How does surgery affect respiration?

Surgery should not affect your respirations unless the tumor is located high in the cervical spine. In these cases there is a small chance of some respiratory compromise.

The back part of my vertebrae was removed to access my spinal cord and not returned. How will this affect me? Should I use precautions when physically active?

There are no limitations or precautions following removal of the vertebrae. However, in very young patients and particularly children there is a concern for progression of a spinal deformity which needs to be monitored.

What is a metastatic spinal tumor?

A metastatic spinal tumor can occur when cancerous cells have spread from a primary location in the body, such as the breast, lung, or prostate, and grow in the vertebrae of the spine or the spinal cord.

How do I recognize metastatic spinal tumor symptoms?

Metastatic spinal tumors can weaken or fracture the vertebrae, causing varying levels of pain, from mild to severe. The onset of pain may be mild but increase rapidly. Using X-ray and MRI images of your spine, your physician can help you understand if a metastatic spinal tumor is the cause of your back pain.

What are the potential benefits of radiofrequency (RF) ablation therapy?

A minimally invasive procedure using radiofrequency ablation therapy allows a physician to reduce the size of metastatic spinal tumors in a single treatment, thereby providing patients with rapid pain relief. The STAR™ Tumor Ablation System brings this therapeutic option to metastatic spinal tumors that have historically been difficult to access and treat in a minimally invasive procedure.

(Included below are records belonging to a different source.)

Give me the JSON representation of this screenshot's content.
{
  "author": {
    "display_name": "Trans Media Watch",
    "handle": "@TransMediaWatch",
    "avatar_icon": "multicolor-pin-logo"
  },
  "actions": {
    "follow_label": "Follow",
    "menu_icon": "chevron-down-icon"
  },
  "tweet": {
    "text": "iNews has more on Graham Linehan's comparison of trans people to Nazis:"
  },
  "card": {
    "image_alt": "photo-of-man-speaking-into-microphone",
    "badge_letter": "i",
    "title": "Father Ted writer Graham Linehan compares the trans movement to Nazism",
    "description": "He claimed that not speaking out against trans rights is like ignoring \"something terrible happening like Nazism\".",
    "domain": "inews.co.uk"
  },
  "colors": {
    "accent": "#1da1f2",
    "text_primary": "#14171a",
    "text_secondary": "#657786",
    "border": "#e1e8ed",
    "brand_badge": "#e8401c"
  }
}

Are there spine tumor ablation risks that should concern me?

As with all surgical procedures, radiofrequency (RF) ablation therapy does have risks. These risks depend on the patient’s overall health. To determine if you are a candidate for RF ablation therapy, please consult with your doctor.

Is RF ablation therapy right for me?

You’ll need to talk with your physician and, together, determine if you are a good candidate for radiofrequency (RF) ablation therapy.

How long does ablation therapy take?

The entire procedure often takes less than 90 minutes.

How soon after the procedure can I resume my normal activities?

Recovery times for a minimally invasive procedure, such as radiofrequency ablation using the STAR Tumor Ablation System, are measured in hours and days rather than weeks and months. However, recovery time for each patient will vary. Your physician will monitor your progress and, together, will help you determine when you can safely return to your normal activities.

bottom of page